In April 1849 Lola returned to London, going through the form of marriage with a young Guards officer, George Trafford Heald, on 19 July. On 6 August she was arrested on a charge of bigamy but released on bail. She fled with Heald to Spain, where he drowned next year. Lola returned to the stage, touring Europe and America, carrying a cowhide whip and often a pistol, and becoming involved in innumerable assaults, scandals and legal actions. In gold-rush San Francisco, she gave the first performances of her notorious 'Spider Dance'. On 1 July 1853 she went through the form of marriage with Patrick Purdy Hull, owner of the San Francisco Whig. He soon sued for divorce, naming a German doctor as co-respondent: a few days later the doctor was found shot dead in near-by hills.
In May 1855 Lola appointed a young actor Noel Follin as her manager. In June they sailed for Sydney in the Fanny Major with their own company. They arrived on 16 August and opened with local actors at the Royal Victoria Theatre on the 23rd in a farrago entitled 'Lola Montez in Bavaria'. Two weeks later Lola and Follin (who had changed his name to Folland) decamped from Sydney. A sheriff's officer followed them on board the Waratah with a debtor's warrant of arrest; Lola undressed in her cabin and dared the officer to seize her but he left on the pilot boat without her. Lola opened at the Theatre Royal, Melbourne, on 13 September in her Bavarian role; when audiences diminished she began to perform the 'Spider Dance'. She was denounced by the press but the mayor of Melbourne, sitting as a magistrate, refused an application for her arrest. From 26 November to 31 December she played to full houses in Adelaide, returning to a 'rapturous welcome' at Sydney in January 1856. She opened at Ballarat on 16 February in a series of sketches; greeted by packed houses she invited miners to shower nuggets at her feet as she danced. The Ballarat Times attacked her notoriety; Lola retaliated by publicly horsewhipping the editor, Henry Seekamp, at the United States Hotel. On 21 February he published another critical article; she swore a warrant for his arrest on a charge of criminal libel but failed to appear when the case came up for trial. She had meanwhile been assaulted by the wife of her goldfields impresario and took a full month to recover. From 1 April Lola successfully toured Bendigo, Castlemaine and other Victorian towns, then sailed with Folland for San Francisco. Near Fiji on the night of 8 July he was lost overboard: no official investigation seems to have followed.

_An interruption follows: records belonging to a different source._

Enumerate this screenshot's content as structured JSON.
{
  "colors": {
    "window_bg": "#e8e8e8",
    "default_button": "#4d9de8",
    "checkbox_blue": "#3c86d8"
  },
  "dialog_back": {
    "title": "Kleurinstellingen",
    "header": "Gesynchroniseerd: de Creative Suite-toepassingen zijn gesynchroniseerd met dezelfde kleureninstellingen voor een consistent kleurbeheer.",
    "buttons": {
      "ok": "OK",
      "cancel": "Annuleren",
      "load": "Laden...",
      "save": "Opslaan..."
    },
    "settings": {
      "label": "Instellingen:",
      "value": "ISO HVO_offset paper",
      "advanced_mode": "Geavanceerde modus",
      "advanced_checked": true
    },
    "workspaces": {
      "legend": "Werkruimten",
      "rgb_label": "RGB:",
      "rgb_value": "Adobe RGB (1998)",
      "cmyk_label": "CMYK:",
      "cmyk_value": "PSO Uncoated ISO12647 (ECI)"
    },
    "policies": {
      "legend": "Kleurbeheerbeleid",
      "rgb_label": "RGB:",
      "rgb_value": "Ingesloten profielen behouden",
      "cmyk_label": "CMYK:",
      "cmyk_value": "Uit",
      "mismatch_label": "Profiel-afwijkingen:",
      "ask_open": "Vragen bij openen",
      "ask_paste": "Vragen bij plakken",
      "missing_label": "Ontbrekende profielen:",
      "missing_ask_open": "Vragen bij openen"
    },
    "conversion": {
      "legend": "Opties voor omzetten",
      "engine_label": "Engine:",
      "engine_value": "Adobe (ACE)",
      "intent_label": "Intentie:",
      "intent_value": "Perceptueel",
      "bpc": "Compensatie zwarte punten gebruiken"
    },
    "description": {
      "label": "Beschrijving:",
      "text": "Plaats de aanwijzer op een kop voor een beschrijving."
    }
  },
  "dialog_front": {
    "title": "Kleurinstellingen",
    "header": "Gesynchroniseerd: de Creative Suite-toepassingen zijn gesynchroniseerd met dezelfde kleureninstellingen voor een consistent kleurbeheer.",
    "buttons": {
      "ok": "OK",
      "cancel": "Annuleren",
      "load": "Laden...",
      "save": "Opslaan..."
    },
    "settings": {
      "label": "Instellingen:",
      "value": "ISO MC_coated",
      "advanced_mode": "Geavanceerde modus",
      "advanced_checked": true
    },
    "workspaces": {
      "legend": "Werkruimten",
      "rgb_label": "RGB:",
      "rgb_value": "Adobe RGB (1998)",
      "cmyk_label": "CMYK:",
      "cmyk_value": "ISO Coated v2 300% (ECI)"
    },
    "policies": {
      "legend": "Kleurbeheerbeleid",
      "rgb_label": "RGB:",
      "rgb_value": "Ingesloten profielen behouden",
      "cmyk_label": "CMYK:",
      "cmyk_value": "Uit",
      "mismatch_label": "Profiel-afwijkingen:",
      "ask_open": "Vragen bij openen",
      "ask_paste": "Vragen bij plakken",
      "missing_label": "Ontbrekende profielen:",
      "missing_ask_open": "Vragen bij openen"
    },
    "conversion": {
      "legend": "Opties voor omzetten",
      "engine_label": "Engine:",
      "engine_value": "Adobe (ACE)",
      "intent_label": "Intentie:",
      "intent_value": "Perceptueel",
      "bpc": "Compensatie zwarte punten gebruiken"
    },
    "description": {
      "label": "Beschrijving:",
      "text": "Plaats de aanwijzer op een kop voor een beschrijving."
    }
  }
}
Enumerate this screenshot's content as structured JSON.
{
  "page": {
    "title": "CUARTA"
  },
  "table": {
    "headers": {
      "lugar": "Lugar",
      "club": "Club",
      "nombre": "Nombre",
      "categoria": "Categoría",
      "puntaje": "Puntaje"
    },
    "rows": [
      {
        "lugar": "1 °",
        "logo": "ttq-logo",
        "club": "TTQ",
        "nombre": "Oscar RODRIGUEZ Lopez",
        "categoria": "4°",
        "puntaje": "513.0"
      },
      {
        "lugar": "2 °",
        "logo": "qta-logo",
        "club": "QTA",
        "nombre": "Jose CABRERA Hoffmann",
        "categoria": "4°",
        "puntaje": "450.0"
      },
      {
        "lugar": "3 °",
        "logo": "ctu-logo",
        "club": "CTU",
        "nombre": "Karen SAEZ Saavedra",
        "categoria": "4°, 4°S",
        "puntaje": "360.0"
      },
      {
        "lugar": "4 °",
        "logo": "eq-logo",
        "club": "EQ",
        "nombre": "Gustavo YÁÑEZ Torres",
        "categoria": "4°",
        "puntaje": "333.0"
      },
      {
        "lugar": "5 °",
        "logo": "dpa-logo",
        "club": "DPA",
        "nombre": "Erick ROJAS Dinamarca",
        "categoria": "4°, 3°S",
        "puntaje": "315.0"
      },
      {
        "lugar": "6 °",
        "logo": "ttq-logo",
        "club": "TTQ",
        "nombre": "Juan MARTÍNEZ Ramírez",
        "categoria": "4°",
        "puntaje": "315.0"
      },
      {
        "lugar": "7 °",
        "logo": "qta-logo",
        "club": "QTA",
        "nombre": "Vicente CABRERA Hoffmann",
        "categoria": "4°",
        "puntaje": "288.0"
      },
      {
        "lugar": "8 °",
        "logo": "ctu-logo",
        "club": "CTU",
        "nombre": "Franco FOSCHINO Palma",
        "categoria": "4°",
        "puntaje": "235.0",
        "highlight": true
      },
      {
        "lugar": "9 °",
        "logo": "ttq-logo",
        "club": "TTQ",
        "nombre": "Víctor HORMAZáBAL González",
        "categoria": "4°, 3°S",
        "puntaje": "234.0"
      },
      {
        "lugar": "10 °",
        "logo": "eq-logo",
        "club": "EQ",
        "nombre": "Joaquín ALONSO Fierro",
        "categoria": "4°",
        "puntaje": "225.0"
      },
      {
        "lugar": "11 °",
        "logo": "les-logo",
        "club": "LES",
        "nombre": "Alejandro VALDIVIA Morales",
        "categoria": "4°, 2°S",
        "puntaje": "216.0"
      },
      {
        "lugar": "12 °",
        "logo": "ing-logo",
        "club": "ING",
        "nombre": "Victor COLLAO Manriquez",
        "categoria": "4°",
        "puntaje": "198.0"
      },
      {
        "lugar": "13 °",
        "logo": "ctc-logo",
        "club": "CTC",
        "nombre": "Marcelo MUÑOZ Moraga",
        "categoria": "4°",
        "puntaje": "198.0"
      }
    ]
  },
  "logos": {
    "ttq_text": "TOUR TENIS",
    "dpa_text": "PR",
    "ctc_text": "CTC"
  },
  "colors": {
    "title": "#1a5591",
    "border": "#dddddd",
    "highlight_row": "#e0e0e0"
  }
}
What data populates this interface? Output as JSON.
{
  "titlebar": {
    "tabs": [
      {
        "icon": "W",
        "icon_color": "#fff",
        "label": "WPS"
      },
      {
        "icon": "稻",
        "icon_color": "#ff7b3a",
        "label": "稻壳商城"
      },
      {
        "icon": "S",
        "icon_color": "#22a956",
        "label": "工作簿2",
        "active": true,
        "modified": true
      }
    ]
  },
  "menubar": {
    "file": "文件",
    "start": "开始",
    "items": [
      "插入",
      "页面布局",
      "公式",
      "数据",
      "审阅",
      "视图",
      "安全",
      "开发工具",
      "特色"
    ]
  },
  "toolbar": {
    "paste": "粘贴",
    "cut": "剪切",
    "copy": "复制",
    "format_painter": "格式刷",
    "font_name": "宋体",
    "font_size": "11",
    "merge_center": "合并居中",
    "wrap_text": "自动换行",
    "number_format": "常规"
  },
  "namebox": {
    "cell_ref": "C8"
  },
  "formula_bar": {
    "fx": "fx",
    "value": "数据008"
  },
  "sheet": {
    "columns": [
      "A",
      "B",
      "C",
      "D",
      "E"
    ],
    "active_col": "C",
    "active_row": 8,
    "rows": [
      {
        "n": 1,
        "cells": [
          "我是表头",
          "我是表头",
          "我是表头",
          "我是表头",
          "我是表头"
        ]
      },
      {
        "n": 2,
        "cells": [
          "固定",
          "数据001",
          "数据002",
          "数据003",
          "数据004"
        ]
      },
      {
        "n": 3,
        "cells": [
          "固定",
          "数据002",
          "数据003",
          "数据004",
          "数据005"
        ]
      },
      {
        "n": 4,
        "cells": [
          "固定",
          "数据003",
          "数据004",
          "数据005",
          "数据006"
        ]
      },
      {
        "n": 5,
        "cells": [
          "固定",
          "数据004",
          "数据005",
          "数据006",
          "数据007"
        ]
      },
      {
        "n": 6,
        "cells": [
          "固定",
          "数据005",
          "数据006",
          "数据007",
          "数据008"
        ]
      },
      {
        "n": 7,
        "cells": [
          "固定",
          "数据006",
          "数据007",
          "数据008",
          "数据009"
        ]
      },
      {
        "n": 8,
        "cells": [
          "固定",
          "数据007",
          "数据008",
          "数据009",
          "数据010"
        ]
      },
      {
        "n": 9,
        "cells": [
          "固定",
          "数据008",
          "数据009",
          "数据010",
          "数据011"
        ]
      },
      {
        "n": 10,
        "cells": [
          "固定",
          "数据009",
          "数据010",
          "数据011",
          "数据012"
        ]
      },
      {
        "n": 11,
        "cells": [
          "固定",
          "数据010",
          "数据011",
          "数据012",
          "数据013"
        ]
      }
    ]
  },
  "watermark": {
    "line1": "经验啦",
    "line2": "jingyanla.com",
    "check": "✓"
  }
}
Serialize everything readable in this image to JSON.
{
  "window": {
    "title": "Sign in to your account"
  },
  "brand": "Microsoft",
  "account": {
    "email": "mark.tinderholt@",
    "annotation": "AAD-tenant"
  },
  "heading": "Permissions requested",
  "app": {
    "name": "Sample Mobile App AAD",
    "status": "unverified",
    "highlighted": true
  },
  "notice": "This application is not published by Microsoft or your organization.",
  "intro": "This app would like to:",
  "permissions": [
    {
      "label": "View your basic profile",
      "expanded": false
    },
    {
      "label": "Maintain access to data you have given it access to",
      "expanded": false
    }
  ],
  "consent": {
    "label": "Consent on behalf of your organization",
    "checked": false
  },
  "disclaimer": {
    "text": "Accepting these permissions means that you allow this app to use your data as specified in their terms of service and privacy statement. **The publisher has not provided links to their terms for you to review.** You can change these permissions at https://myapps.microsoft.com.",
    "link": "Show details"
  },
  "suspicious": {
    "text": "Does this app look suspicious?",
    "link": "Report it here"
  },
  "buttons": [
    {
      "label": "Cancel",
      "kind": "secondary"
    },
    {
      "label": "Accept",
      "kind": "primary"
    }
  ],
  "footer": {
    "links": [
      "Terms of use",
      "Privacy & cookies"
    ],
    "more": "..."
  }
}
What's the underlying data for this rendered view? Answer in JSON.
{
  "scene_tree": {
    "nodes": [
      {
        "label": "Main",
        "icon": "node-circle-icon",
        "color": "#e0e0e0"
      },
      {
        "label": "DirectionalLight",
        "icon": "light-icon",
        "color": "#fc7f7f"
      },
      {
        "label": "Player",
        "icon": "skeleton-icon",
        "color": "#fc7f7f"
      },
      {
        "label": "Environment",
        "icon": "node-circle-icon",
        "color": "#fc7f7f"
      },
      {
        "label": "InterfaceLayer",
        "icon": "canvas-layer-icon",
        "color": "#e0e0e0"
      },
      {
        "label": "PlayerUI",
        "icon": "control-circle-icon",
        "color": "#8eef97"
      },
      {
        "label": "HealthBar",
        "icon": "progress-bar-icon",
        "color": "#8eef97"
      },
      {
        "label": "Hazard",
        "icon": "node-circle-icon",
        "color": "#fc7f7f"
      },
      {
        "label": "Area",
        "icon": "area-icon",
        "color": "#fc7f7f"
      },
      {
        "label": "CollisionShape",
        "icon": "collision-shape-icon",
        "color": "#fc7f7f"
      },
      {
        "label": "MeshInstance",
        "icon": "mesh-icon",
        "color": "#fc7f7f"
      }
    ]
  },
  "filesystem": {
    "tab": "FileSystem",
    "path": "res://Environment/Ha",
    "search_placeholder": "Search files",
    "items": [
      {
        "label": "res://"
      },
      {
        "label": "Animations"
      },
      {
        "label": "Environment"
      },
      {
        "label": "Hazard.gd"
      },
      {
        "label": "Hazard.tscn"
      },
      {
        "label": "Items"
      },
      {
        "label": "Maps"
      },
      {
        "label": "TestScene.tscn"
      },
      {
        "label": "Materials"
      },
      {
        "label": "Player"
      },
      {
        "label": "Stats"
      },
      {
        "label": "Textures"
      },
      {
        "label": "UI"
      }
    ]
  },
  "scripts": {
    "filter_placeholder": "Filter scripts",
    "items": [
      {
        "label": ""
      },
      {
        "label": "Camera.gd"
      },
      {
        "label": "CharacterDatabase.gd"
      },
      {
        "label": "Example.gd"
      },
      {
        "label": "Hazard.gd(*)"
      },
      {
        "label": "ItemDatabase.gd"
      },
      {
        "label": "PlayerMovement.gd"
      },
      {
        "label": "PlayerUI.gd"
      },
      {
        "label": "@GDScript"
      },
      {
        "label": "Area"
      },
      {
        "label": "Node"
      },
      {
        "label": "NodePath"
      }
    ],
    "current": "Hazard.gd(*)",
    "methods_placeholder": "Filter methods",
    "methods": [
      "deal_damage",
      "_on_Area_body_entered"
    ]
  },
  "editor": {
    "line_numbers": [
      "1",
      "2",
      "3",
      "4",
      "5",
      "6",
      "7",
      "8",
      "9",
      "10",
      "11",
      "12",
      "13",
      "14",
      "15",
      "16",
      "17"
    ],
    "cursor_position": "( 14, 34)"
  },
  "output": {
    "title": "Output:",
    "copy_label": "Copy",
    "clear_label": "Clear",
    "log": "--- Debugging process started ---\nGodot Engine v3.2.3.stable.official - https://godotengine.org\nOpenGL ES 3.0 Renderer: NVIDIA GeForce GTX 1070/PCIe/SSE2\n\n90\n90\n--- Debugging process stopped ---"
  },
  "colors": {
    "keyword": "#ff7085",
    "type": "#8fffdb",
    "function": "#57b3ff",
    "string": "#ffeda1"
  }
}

Rapidly ageing, Lola failed in attempts at a theatrical comeback in various American cities. She arranged in 1857 to deliver a series of moral lectures in Britain and America written by Rev. Charles Chauncy Burr. She seems to have been genuinely repentant but then was showing the tertiary effects of syphilis and her body began to waste away. Aged 42 she died on 17 January 1861 and was buried in Greenwood cemetery, Brooklyn, as Mrs Eliza Gilbert.
     Australian Dictionary of Biography, Volume 5, (MUP), 1974